In past years, I've also given artwork to the Redmond and Sammamish Chambers of Commerce. As I mentioned above, my favorite charity is the retirement funds for the Sisters of the Holy Names and the Franicisan Sisters of Perpetual Adoration. These wonderful women deserve every penny that I can give them!




MY ART & DESIGN STUDIO ~ When Doug and I were married in 2000, his wedding gift to me was my art studio ~ a huge luxury after the cramped quarters in my small Seattle Capitol Hill condominium. Natural light floods this space, which overlooks our back yard and gardens (lots of inspiration there). During our remodel, our contractor Lance Elliott created a built-in armoire from shelves and an old beat-up kitchen cabinet we found in the garage. All my art/design books, laptops for digital designing and painting supplies are at my fingertips. The vintage porcelain laundry sink is perfect for cleaning canvases and paintbrushes.

PITTYPAT GALLERY ~ OPEN LATER IN 2020 ~ As Spring and early Summer is my creative time, Pittypat Gallery is typically open by appointment and invitation from Summer through the end of the year. It features a revolving exhibit of framed originals and canvas reproductions that changes with the seasons and dovetails with my web site. I offer a full selection of prints (both canvas and high-grade art paper), art cards, calendars, fine art journals, magnets, jigsaw puzzles and more. I also frequently host invitational events with discounts for V.I.P.s (Very Important Patrons).

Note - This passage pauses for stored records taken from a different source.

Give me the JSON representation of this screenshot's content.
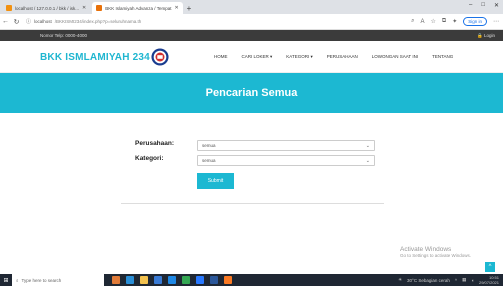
{
  "browser": {
    "tabs": [
      {
        "label": "localhost / 127.0.0.1 / bkk / isk...",
        "favicon_color": "#f29111",
        "active": false
      },
      {
        "label": "BKK Islamiyah Advanza / Tempat",
        "favicon_color": "#e8710a",
        "active": true
      }
    ],
    "new_tab": "+",
    "window_controls": [
      "–",
      "□",
      "✕"
    ],
    "url_host": "localhost",
    "url_path": "/BKKISMI234/index.php?p=seluruhnama.th",
    "signin_label": "Sign in"
  },
  "site": {
    "phone": "Nomor Telp: 0000-4000",
    "login_label": "Login",
    "brand": "BKK ISMLAMIYAH 234",
    "menu": [
      "HOME",
      "CARI LOKER ▾",
      "KATEGORI ▾",
      "PERUSAHAAN",
      "LOWONGAN SAAT INI",
      "TENTANG"
    ],
    "banner_title": "Pencarian Semua"
  },
  "form": {
    "company_label": "Perusahaan:",
    "company_value": "semua",
    "category_label": "Kategori:",
    "category_value": "semua",
    "submit_label": "Submit"
  },
  "watermark": {
    "line1": "Activate Windows",
    "line2": "Go to Settings to activate Windows."
  },
  "taskbar": {
    "search_placeholder": "Type here to search",
    "weather": "30°C Sebagian cerah",
    "time": "10:51",
    "date": "29/07/2021"
  },
  "colors": {
    "accent": "#1cb8d2",
    "topstrip": "#3b3b3b",
    "taskbar": "#1f2733"
  }
}
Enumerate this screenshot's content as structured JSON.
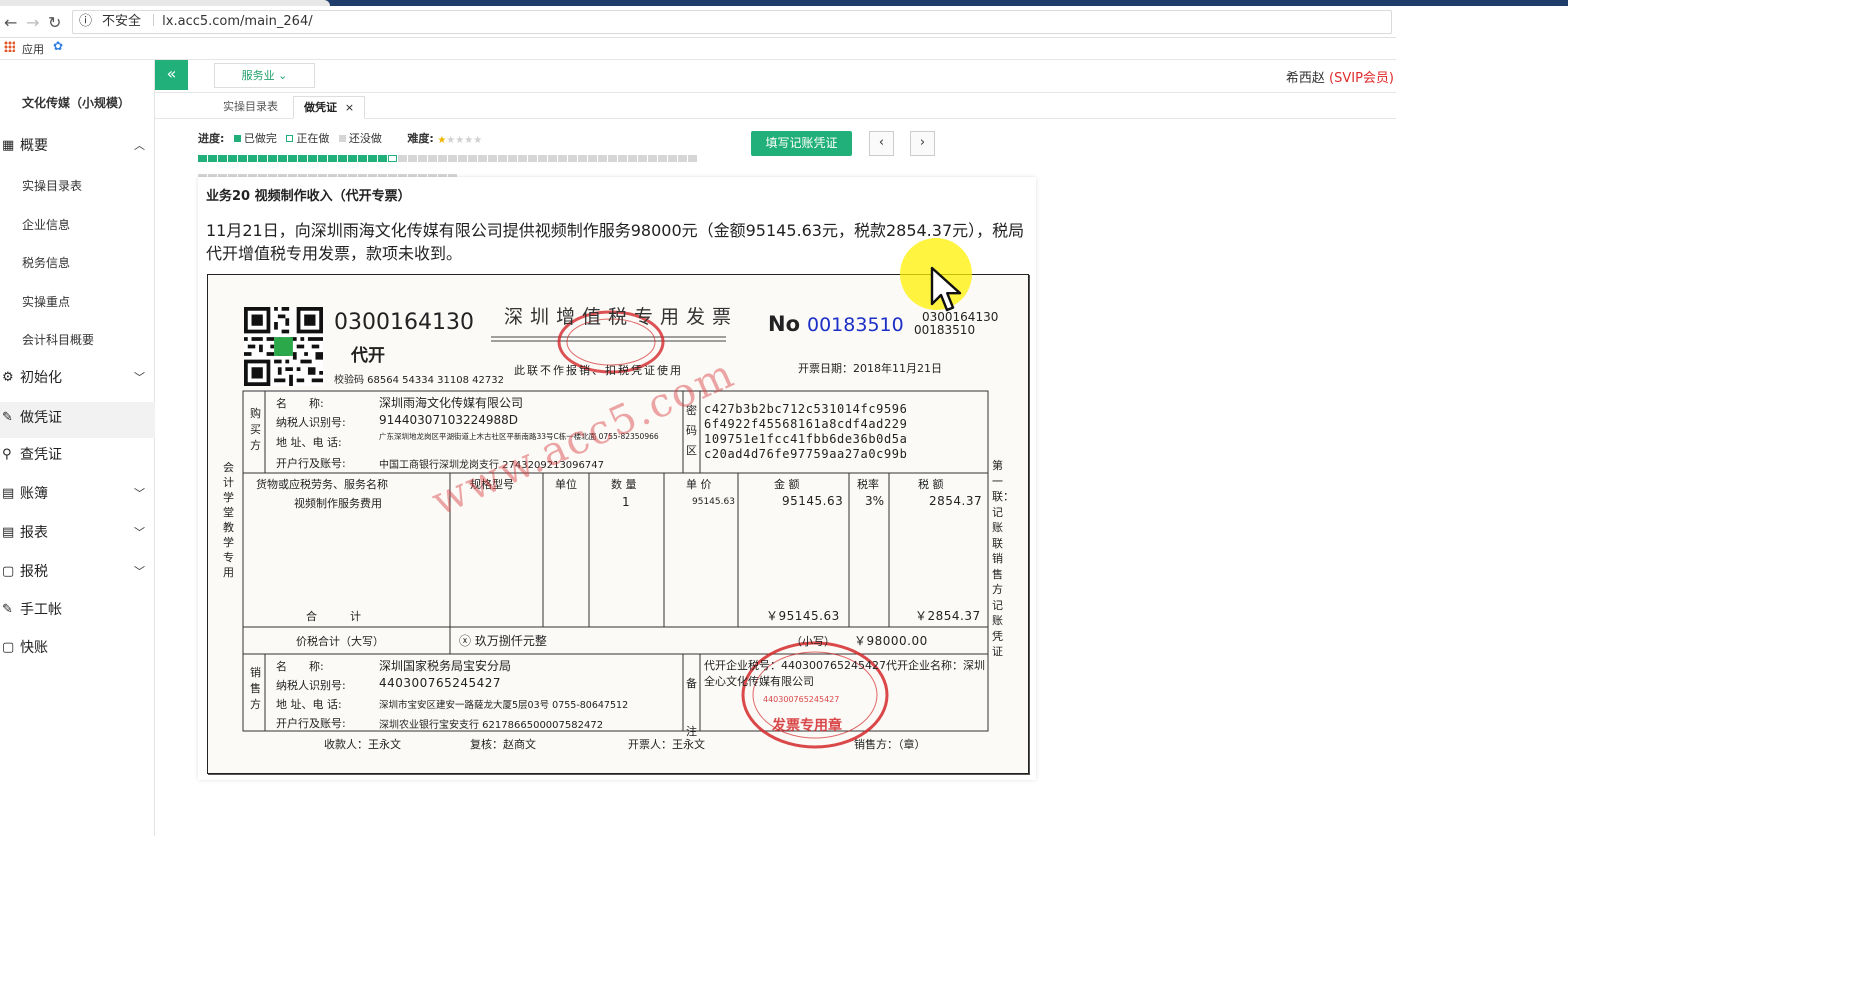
{
  "browser": {
    "security_label": "不安全",
    "url": "lx.acc5.com/main_264/",
    "bookmark_apps": "应用"
  },
  "sidebar": {
    "company": "文化传媒（小规模）",
    "groups": [
      {
        "label": "概要",
        "icon": "grid-icon",
        "expanded": true
      },
      {
        "label": "初始化",
        "icon": "gear-icon",
        "expanded": false
      },
      {
        "label": "做凭证",
        "icon": "pencil-icon",
        "active": true
      },
      {
        "label": "查凭证",
        "icon": "search-icon"
      },
      {
        "label": "账簿",
        "icon": "book-icon",
        "expanded": false
      },
      {
        "label": "报表",
        "icon": "list-icon",
        "expanded": false
      },
      {
        "label": "报税",
        "icon": "document-icon",
        "expanded": false
      },
      {
        "label": "手工帐",
        "icon": "pencil-icon"
      },
      {
        "label": "快账",
        "icon": "document-icon"
      }
    ],
    "sub_items": [
      "实操目录表",
      "企业信息",
      "税务信息",
      "实操重点",
      "会计科目概要"
    ]
  },
  "header": {
    "collapse_glyph": "«",
    "industry": "服务业",
    "user_name": "希西赵",
    "user_level": "(SVIP会员)"
  },
  "tabs": [
    {
      "label": "实操目录表",
      "active": false
    },
    {
      "label": "做凭证",
      "active": true,
      "close": "×"
    }
  ],
  "progress": {
    "label": "进度:",
    "legend_done": "已做完",
    "legend_doing": "正在做",
    "legend_todo": "还没做",
    "difficulty_label": "难度:",
    "difficulty_stars": 1,
    "difficulty_max": 5,
    "segments_done": 19,
    "segments_current": 1,
    "segments_total": 76,
    "colors": {
      "done": "#22b07a",
      "todo": "#d6d6d6"
    }
  },
  "toolbar": {
    "fill_voucher": "填写记账凭证",
    "prev": "‹",
    "next": "›"
  },
  "task": {
    "title": "业务20 视频制作收入（代开专票）",
    "description": "11月21日，向深圳雨海文化传媒有限公司提供视频制作服务98000元（金额95145.63元，税款2854.37元），税局代开增值税专用发票，款项未收到。"
  },
  "invoice": {
    "code": "0300164130",
    "daikai": "代开",
    "check_code": "校验码 68564 54334 31108 42732",
    "title": "深圳增值税专用发票",
    "subtitle": "此联不作报销、扣税凭证使用",
    "no_label": "No",
    "number": "00183510",
    "code_small": "0300164130",
    "number_small": "00183510",
    "issue_date": "开票日期：2018年11月21日",
    "left_side_label": "会计学堂教学专用",
    "right_side_label": "第一联：记账联 销售方记账凭证",
    "buyer": {
      "section": "购买方",
      "name_label": "名　　称:",
      "name": "深圳雨海文化传媒有限公司",
      "tax_id_label": "纳税人识别号:",
      "tax_id": "91440307103224988D",
      "address_label": "地 址、电 话:",
      "address": "广东深圳地龙岗区平湖街道上木古社区平新南路33号C栋一楼北面 0755-82350966",
      "bank_label": "开户行及账号:",
      "bank": "中国工商银行深圳龙岗支行 2743209213096747"
    },
    "cipher_label": "密码区",
    "cipher": [
      "c427b3b2bc712c531014fc9596",
      "6f4922f45568161a8cdf4ad229",
      "109751e1fcc41fbb6de36b0d5a",
      "c20ad4d76fe97759aa27a0c99b"
    ],
    "columns": [
      "货物或应税劳务、服务名称",
      "规格型号",
      "单位",
      "数 量",
      "单 价",
      "金 额",
      "税率",
      "税 额"
    ],
    "items": [
      {
        "name": "视频制作服务费用",
        "spec": "",
        "unit": "",
        "qty": "1",
        "price": "95145.63",
        "amount": "95145.63",
        "rate": "3%",
        "tax": "2854.37"
      }
    ],
    "total_label": "合　　　计",
    "total_amount": "￥95145.63",
    "total_tax": "￥2854.37",
    "grand_label": "价税合计（大写）",
    "grand_words": "ⓧ 玖万捌仟元整",
    "grand_small_label": "（小写）",
    "grand_small": "￥98000.00",
    "seller": {
      "section": "销售方",
      "name_label": "名　　称:",
      "name": "深圳国家税务局宝安分局",
      "tax_id_label": "纳税人识别号:",
      "tax_id": "440300765245427",
      "address_label": "地 址、电 话:",
      "address": "深圳市宝安区建安一路薩龙大厦5层03号 0755-80647512",
      "bank_label": "开户行及账号:",
      "bank": "深圳农业银行宝安支行 6217866500007582472"
    },
    "remark_label": "备注",
    "remark_text": "代开企业税号：440300765245427代开企业名称：深圳全心文化传媒有限公司",
    "payee": "收款人：王永文",
    "reviewer": "复核：赵商文",
    "drawer": "开票人：王永文",
    "seller_seal_label": "销售方：（章）",
    "watermark": "www.acc5.com",
    "seal_text": "发票专用章",
    "seal_tax_id": "440300765245427",
    "seal_colors": {
      "red": "#d4282a"
    }
  }
}
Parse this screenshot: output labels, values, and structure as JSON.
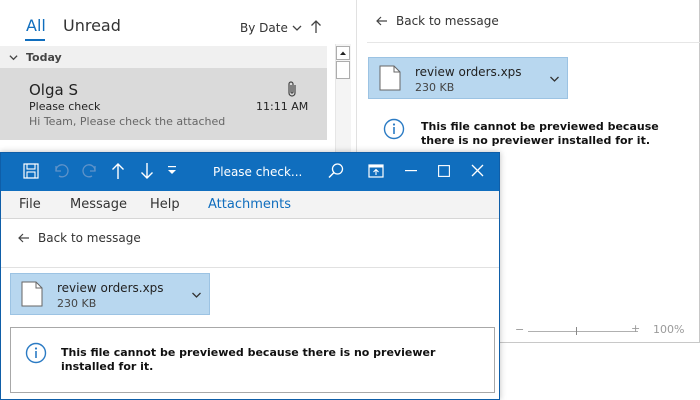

To be on the list, please contact me. NOTE ~ I absolutely NEVER share your personal information.


HEALTH & HAPPINESS FOR 20 YEARS ~ Doug and I married in 2000 ~ 20 wonderful years this SPRING. Time flies...and yes, we are having fun even though the past three years have brought both of us some daunting health challenges.

Doug is doing well and is in good spirits ~ fighting the good fight, thanks to his committed teams and treatments in both Texas and Arizona M.D. Anderson Cancer Centers. I've been with him for most sessions ~ and he and his wonderful attitude are helping him "hold his own." He inspires me daily ~ and is still golfing (his first love other than me) as much as he can with his 2 handicap intact!

In 1918 in the middle of Doug's challenges, I broke my ankle terribly ~ nine places! In a fluke accident, slid my foot into a rabbit hole on a slick hillside and fell forward crushing a lot of bones. I am steadily improving after surgery, screws, a metal plate ~ and a long rehabilitation that's still helping me improve. A huge thank you to all our kind friends who have been such a huge support to both of us. EACH DAY IS A GIFT!

LONGEVITY, LOVE & ENCOURAGENT ~ Enjoying my five-decade career as an award-winning artists, I am still creating and growing my collection of artwork honoring remarkable settings and people I love. What can I say? I'm addicted! But, none of this would be possible without Doug's love and support. I've even brought my painting projects to the hospital during his cancer therapy. He still encourages me in dozens of little ways and helps me believe that nothing is impossible. I'm SO incredbly blessed.

We are enjoyng life now in Spokane, Washinton (with visits to Arizona and Houston) after a dozen years together in the Seattle area. With family nearby, five grandchildren and a sixth on the way, wonderful supportive friends that bless and enrich our lives every day ~ IT'S A WONDERFUL LIFE!




iPhone ~ 206.406.1409 (Texts & Voicemail)

PittyPat Gallery & Studio ~ OPEN LATER IN 2020. If you have questions, please phone for details.

On the Web ~

Please Visit my Facebook Page "PattiSimpsonWardArt."